By Paul Lagan on Centre Court, Wimbledon
Andy Murray v John Isner
4-6, 6-7, 7-6, 4-6
Andy Murray crashed out of Wimbledon in the second round losing to American John Isner in a pulsating four setter on the Centre Court tonight which lasted three hours and 23 minutes.
The Scot had one objective and that was to break the big-server at least once in a set or take it to the tie-break and hope for the best.
He couldn’t do it in the first set, couldn’t do it in the second, but took it to a tie-break, but lost it, couldn’t do it in the third, but this time, won the tie break. He failed to do it in the fourth, losing his own once.
it was enough and Murray follows Emma Raducanu out of SW19.
Unlike the girl from Bromley who will be back next year and a few after that, this could well be the end of Murray at the Championships.
A prime Murray would have managed to get to Isner’s serve. The American who has now hit 90 aces, more than double the next player Jim Vesely needed to just play his normal game.
That would not have beaten Murray in the past, but it was sufficient this time out.
Murray had never lost to Isner in eight attempts. But that was way before Murray had hip surgery and bits of metal inserted inside his leg.
The need to outrun and close down the serve which even on second serve was close to 120Mph was essential.
In the first set, Murray simply could not do it and Isner ran out 6-4 winner.
The second echoed the first, with Murray playing catch-up when it came to returning shots.

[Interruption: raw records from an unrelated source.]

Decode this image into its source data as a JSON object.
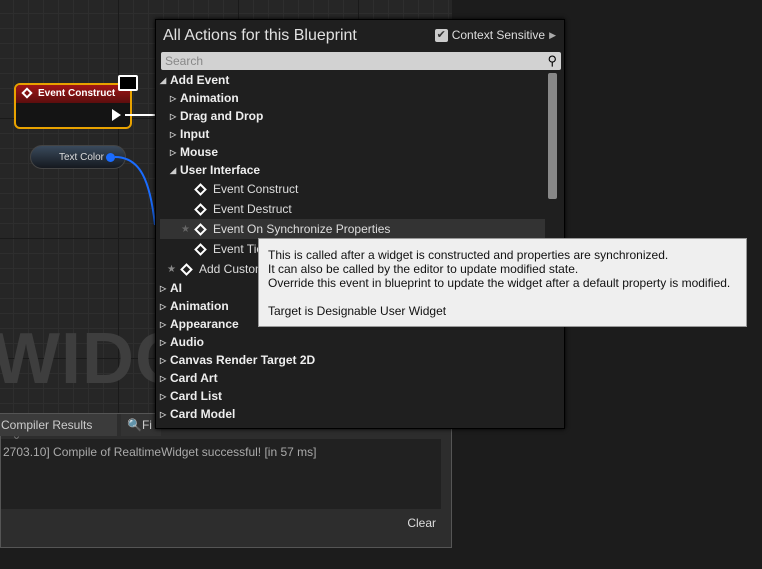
{
  "graph": {
    "watermark": "WIDGET",
    "node_title": "Event Construct",
    "variable": "Text Color"
  },
  "bottom": {
    "tabs": [
      "Compiler Results",
      "Fi"
    ],
    "log": "2703.10] Compile of RealtimeWidget successful! [in 57 ms]",
    "clear": "Clear"
  },
  "popup": {
    "title": "All Actions for this Blueprint",
    "context_sensitive": "Context Sensitive",
    "context_checked": true,
    "search_placeholder": "Search",
    "items": [
      {
        "label": "Add Event",
        "kind": "cat",
        "indent": 0,
        "open": true
      },
      {
        "label": "Animation",
        "kind": "cat",
        "indent": 1
      },
      {
        "label": "Drag and Drop",
        "kind": "cat",
        "indent": 1
      },
      {
        "label": "Input",
        "kind": "cat",
        "indent": 1
      },
      {
        "label": "Mouse",
        "kind": "cat",
        "indent": 1
      },
      {
        "label": "User Interface",
        "kind": "cat",
        "indent": 1,
        "open": true
      },
      {
        "label": "Event Construct",
        "kind": "ev",
        "indent": 2
      },
      {
        "label": "Event Destruct",
        "kind": "ev",
        "indent": 2
      },
      {
        "label": "Event On Synchronize Properties",
        "kind": "ev",
        "indent": 2,
        "selected": true
      },
      {
        "label": "Event Tick",
        "kind": "ev",
        "indent": 2
      },
      {
        "label": "Add Custom Event...",
        "kind": "ev",
        "indent": 1,
        "star": true
      },
      {
        "label": "AI",
        "kind": "cat",
        "indent": 0
      },
      {
        "label": "Animation",
        "kind": "cat",
        "indent": 0
      },
      {
        "label": "Appearance",
        "kind": "cat",
        "indent": 0
      },
      {
        "label": "Audio",
        "kind": "cat",
        "indent": 0
      },
      {
        "label": "Canvas Render Target 2D",
        "kind": "cat",
        "indent": 0
      },
      {
        "label": "Card Art",
        "kind": "cat",
        "indent": 0
      },
      {
        "label": "Card List",
        "kind": "cat",
        "indent": 0
      },
      {
        "label": "Card Model",
        "kind": "cat",
        "indent": 0
      }
    ]
  },
  "tooltip": {
    "lines": [
      "This is called after a widget is constructed and properties are synchronized.",
      "It can also be called by the editor to update modified state.",
      "Override this event in blueprint to update the widget after a default property is modified."
    ],
    "target": "Target is Designable User Widget"
  }
}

Isner seeded 20, is not the most mobile but his power play more than made up for it.
As the second set progressed, Murray smelt a chance of a break at 3-4 on Isner’s serve. But nothing ultimately came of it and the game went with serve.

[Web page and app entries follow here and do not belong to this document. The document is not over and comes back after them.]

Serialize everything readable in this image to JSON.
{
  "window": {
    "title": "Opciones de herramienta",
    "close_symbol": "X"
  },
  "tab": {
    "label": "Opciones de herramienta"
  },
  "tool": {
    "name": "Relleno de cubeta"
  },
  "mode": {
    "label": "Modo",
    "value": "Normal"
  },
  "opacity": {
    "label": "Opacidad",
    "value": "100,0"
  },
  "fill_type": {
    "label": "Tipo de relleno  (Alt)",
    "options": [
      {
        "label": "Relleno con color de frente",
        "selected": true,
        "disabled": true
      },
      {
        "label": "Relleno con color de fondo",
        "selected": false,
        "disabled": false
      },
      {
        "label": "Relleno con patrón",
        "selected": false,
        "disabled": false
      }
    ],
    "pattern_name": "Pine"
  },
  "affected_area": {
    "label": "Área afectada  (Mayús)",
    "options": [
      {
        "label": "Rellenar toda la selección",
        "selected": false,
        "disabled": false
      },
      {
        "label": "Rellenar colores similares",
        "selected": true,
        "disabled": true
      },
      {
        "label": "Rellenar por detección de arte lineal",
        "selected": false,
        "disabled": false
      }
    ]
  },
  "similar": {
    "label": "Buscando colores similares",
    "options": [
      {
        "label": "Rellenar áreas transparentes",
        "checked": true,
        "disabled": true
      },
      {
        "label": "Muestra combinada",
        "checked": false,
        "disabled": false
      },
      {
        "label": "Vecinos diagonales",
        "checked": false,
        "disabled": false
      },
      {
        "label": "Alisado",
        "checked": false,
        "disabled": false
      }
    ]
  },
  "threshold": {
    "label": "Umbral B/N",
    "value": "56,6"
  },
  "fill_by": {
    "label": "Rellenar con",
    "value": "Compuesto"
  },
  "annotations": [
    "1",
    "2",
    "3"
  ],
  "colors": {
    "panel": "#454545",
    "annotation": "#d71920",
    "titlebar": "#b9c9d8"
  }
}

Soon it was 5-5.
An excellent service game win to 15 by Murray saw Isner needing to hold his serve to take the set to a tie-break.

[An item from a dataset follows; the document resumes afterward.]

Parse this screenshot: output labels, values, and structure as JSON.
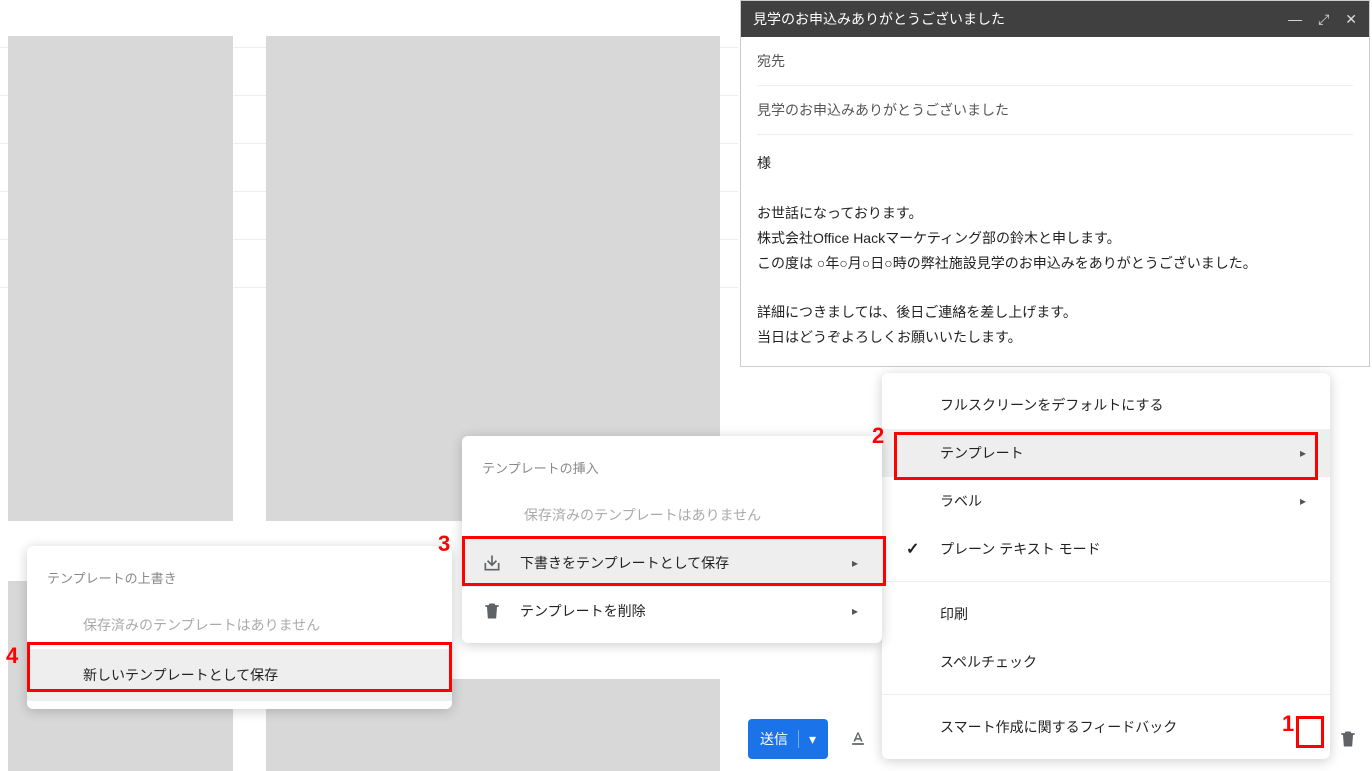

Murray lost his serve handing the initiative to Isner, but in the third point the American hit the ball long.
Murray had his chance to get a mini-break back at 4-2 but smacked the ball into the net.
He won both his serves to leave Isner serving at 5-4. It was soon 6-4 and Murray facing a lost set.
The third set followed serve with neither player looking particularly threatened – Isner’s potent strikes still biting hard – cutting deep into Murray’s resolve.
With the Scot playing catch-up, any mistake by Murray could prove fatal.
Murray was now encouraging the crowd to shout for him, and at 3-3 he hoped it would have an affect on Isner – it didn’t and he won it easily.
At 4-5 Murray was serving to stay in the tournament.
He responded superbly taking the game to love.
Murray produced a game to love himself, with the added delight of a crisp, backward-spinning drop shot.
It took the game to another tie-breaker, one Murray had to win.
A brilliant return set Murray up for a mini-break, but could he take advantage?
He managed to hold both his serves to make it 3-0.
Isner responded with serve and volley winner and an ace to make it 3-2 to Murray.
Would a change of ends at 4-2 make a difference to either player?
Murray won again to make it 5-2. Another serve and volley winner by Isner made it 5-3, but then Isner choked, hitting the ball into the net, giving Murray the point and set point, which he won, much to the delight of the crowd.
Murray took the first game of the fourth set.
Games continued with serve with Murray’s variety of shot the more appealing. But Isner’s metronomic powerhouse serving, while not for the purists, certainly was effective.
Suddenly at 2-2, Murray found himself at a point from being broken, but his indomitable spirit rose to the occasion and he forced the game back to deuce.
He then smacked a simple volley into the net to set Isner up again. And a fine return of serve by the American saw Murray crash his shot into the net to give Isner the break to make it 3-2.
Isner, unbroken all match, didn’t look like giving that record away as he raced to a 4-2 lead with the light turning slowing into night.
Murray complained that he couldn’t see the ball as it wizzed past him for yet another ace.
With the game won making it 4-2 to Isner, the roof was finally closed and the lights on.
Play resumed directly and Murray served to keep a foothold in the match.
And he did, wining it to,15 with some fierce first serves which suggested a renewed sense of energy.
How would Isner, who hadn’t lost his serve all match make of it?
At love 30, Isner responded with three aces, Murray could do nothing.
Provided his first serve was in, it was almost a certain point.
Isner duly won the game taking the match to 5-3 meaning Murray had to win his serve to stay in the tournament.
A delicate drop shot by Isner secured his first point. A long return made it 15 all.
A wide return by Isner gave Murray 30 15, while another sensational drop shot by the Scot made it 40-15.
A double fault brought it to 40 30. A miss-hit long return gave Murray the game.
And so it came down to what could be the final game.
Murray had to do something he hadn’t done at all – break Isner’s serve.
Would Isner finally crack?
A long return from a Isner second serve gave the USA man the first point, an ace made it 30 love, another ace set up three match points.
The crowd by now excited were resigned to overseeing Murray exit Wimbledon.
And so it proved.
Top picture Andy Murray v John Isner Picture: Paul Lagan